Extracted material START

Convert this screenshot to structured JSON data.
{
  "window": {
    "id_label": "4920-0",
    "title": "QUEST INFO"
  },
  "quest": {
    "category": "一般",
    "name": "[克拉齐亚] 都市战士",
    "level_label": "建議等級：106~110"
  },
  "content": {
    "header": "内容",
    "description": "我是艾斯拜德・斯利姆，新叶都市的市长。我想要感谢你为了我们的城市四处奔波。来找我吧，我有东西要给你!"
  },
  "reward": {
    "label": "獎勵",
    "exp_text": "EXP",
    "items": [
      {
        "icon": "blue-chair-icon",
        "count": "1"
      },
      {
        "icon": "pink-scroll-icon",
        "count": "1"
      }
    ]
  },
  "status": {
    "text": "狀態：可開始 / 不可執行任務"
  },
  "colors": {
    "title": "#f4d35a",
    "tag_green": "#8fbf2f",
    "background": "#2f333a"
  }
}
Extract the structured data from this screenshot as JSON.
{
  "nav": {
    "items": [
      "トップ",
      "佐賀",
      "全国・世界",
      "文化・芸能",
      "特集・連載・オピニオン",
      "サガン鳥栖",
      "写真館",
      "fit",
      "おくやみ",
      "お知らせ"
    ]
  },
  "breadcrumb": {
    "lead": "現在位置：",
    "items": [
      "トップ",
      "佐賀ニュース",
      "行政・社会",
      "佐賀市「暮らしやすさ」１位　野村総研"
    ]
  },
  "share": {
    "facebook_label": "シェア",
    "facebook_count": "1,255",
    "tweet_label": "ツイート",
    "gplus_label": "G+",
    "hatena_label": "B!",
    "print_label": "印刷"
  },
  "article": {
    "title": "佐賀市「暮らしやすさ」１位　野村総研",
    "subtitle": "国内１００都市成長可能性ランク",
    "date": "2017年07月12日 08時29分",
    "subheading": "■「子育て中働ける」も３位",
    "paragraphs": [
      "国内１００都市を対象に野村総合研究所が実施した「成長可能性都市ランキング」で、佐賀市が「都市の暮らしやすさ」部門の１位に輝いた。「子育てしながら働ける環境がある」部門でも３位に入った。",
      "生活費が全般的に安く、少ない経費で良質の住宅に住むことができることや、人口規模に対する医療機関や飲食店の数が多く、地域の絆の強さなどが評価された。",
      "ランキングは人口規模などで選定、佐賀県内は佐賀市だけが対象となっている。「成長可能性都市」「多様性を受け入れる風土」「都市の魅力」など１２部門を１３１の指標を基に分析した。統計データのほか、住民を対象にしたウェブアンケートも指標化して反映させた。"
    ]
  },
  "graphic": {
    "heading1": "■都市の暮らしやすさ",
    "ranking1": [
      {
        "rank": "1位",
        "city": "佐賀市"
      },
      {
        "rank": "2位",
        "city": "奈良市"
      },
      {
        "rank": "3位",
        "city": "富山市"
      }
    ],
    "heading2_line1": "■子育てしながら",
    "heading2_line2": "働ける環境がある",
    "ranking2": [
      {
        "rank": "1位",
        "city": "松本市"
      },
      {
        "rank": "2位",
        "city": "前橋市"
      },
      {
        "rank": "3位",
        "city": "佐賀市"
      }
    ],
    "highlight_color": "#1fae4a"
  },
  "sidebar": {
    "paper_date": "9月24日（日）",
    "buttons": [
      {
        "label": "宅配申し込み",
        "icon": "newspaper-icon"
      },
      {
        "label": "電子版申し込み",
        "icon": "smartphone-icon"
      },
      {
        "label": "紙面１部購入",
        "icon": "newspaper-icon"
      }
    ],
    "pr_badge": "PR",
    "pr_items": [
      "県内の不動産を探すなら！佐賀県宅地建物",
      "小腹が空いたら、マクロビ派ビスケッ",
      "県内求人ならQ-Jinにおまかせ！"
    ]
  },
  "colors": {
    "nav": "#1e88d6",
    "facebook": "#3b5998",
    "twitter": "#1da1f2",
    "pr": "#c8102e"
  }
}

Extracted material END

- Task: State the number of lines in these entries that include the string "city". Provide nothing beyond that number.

- Task response: 6